--- EXERCISE INPUT ---

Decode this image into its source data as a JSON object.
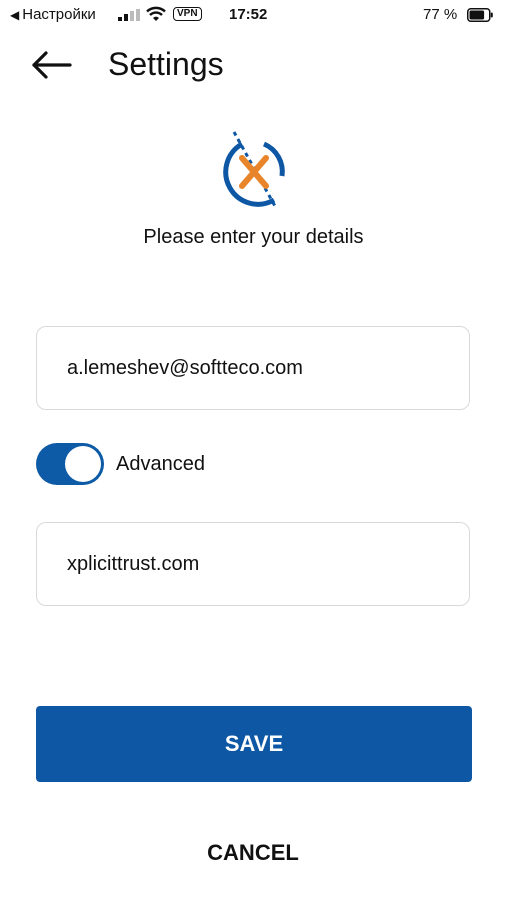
{
  "status_bar": {
    "back_app": "Настройки",
    "vpn": "VPN",
    "time": "17:52",
    "battery_percent": "77 %",
    "battery_level": 0.77
  },
  "header": {
    "title": "Settings",
    "back_icon": "arrow-left-icon"
  },
  "logo": {
    "icon": "xplicittrust-logo",
    "colors": {
      "ring": "#0d57a4",
      "x": "#e8852a"
    }
  },
  "subtitle": "Please enter your details",
  "form": {
    "email_value": "a.lemeshev@softteco.com",
    "advanced_label": "Advanced",
    "advanced_on": true,
    "server_value": "xplicittrust.com"
  },
  "actions": {
    "save_label": "SAVE",
    "cancel_label": "CANCEL"
  },
  "colors": {
    "accent": "#0d57a4",
    "logo_orange": "#e8852a"
  }
}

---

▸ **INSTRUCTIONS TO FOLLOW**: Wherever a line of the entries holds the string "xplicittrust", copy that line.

▸ **YOUR RESPONSE**:
    "icon": "xplicittrust-logo",
    "server_value": "xplicittrust.com"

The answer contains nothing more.